Records shown: Begin

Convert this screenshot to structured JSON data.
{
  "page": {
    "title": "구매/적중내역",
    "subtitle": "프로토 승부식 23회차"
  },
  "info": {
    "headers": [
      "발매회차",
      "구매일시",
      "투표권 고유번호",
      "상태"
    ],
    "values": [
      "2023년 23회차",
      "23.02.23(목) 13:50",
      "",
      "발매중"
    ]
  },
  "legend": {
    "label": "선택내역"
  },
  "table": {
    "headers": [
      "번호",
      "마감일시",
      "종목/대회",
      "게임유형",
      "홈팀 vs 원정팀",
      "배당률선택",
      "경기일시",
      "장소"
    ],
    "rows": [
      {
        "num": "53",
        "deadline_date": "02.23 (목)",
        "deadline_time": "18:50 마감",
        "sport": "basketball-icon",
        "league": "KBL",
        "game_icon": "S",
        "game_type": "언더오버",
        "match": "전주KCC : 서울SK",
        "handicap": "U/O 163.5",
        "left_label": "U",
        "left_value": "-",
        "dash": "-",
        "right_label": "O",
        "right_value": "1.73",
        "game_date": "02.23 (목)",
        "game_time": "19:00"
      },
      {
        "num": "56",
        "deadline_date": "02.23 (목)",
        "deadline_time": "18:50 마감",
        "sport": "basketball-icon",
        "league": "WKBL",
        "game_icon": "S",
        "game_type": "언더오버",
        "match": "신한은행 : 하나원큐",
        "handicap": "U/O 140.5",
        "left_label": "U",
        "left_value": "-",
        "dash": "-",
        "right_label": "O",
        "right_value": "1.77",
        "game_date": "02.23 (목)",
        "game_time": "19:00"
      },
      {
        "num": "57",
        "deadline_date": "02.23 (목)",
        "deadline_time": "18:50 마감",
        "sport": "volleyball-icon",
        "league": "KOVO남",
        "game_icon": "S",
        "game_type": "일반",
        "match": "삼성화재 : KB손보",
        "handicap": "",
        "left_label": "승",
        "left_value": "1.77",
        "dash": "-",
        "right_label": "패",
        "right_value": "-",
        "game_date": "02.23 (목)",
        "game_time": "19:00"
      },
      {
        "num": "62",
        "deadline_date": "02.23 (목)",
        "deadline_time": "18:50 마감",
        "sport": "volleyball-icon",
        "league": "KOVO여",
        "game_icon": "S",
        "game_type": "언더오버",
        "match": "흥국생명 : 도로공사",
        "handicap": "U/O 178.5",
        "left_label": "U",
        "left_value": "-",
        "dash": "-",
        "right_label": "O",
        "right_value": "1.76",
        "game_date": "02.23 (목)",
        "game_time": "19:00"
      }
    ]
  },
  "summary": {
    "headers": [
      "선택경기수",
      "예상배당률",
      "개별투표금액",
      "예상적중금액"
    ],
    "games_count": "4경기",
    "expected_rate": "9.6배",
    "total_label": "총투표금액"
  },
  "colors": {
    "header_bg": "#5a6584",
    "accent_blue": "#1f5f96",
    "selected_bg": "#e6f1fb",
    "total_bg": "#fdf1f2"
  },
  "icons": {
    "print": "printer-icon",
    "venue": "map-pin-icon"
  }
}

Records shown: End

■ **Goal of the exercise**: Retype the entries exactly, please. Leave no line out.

■ **Written solution**:
Convert this screenshot to structured JSON data.
{
  "page": {
    "title": "구매/적중내역",
    "subtitle": "프로토 승부식 23회차"
  },
  "info": {
    "headers": [
      "발매회차",
      "구매일시",
      "투표권 고유번호",
      "상태"
    ],
    "values": [
      "2023년 23회차",
      "23.02.23(목) 13:50",
      "",
      "발매중"
    ]
  },
  "legend": {
    "label": "선택내역"
  },
  "table": {
    "headers": [
      "번호",
      "마감일시",
      "종목/대회",
      "게임유형",
      "홈팀 vs 원정팀",
      "배당률선택",
      "경기일시",
      "장소"
    ],
    "rows": [
      {
        "num": "53",
        "deadline_date": "02.23 (목)",
        "deadline_time": "18:50 마감",
        "sport": "basketball-icon",
        "league": "KBL",
        "game_icon": "S",
        "game_type": "언더오버",
        "match": "전주KCC : 서울SK",
        "handicap": "U/O 163.5",
        "left_label": "U",
        "left_value": "-",
        "dash": "-",
        "right_label": "O",
        "right_value": "1.73",
        "game_date": "02.23 (목)",
        "game_time": "19:00"
      },
      {
        "num": "56",
        "deadline_date": "02.23 (목)",
        "deadline_time": "18:50 마감",
        "sport": "basketball-icon",
        "league": "WKBL",
        "game_icon": "S",
        "game_type": "언더오버",
        "match": "신한은행 : 하나원큐",
        "handicap": "U/O 140.5",
        "left_label": "U",
        "left_value": "-",
        "dash": "-",
        "right_label": "O",
        "right_value": "1.77",
        "game_date": "02.23 (목)",
        "game_time": "19:00"
      },
      {
        "num": "57",
        "deadline_date": "02.23 (목)",
        "deadline_time": "18:50 마감",
        "sport": "volleyball-icon",
        "league": "KOVO남",
        "game_icon": "S",
        "game_type": "일반",
        "match": "삼성화재 : KB손보",
        "handicap": "",
        "left_label": "승",
        "left_value": "1.77",
        "dash": "-",
        "right_label": "패",
        "right_value": "-",
        "game_date": "02.23 (목)",
        "game_time": "19:00"
      },
      {
        "num": "62",
        "deadline_date": "02.23 (목)",
        "deadline_time": "18:50 마감",
        "sport": "volleyball-icon",
        "league": "KOVO여",
        "game_icon": "S",
        "game_type": "언더오버",
        "match": "흥국생명 : 도로공사",
        "handicap": "U/O 178.5",
        "left_label": "U",
        "left_value": "-",
        "dash": "-",
        "right_label": "O",
        "right_value": "1.76",
        "game_date": "02.23 (목)",
        "game_time": "19:00"
      }
    ]
  },
  "summary": {
    "headers": [
      "선택경기수",
      "예상배당률",
      "개별투표금액",
      "예상적중금액"
    ],
    "games_count": "4경기",
    "expected_rate": "9.6배",
    "total_label": "총투표금액"
  },
  "colors": {
    "header_bg": "#5a6584",
    "accent_blue": "#1f5f96",
    "selected_bg": "#e6f1fb",
    "total_bg": "#fdf1f2"
  },
  "icons": {
    "print": "printer-icon",
    "venue": "map-pin-icon"
  }
}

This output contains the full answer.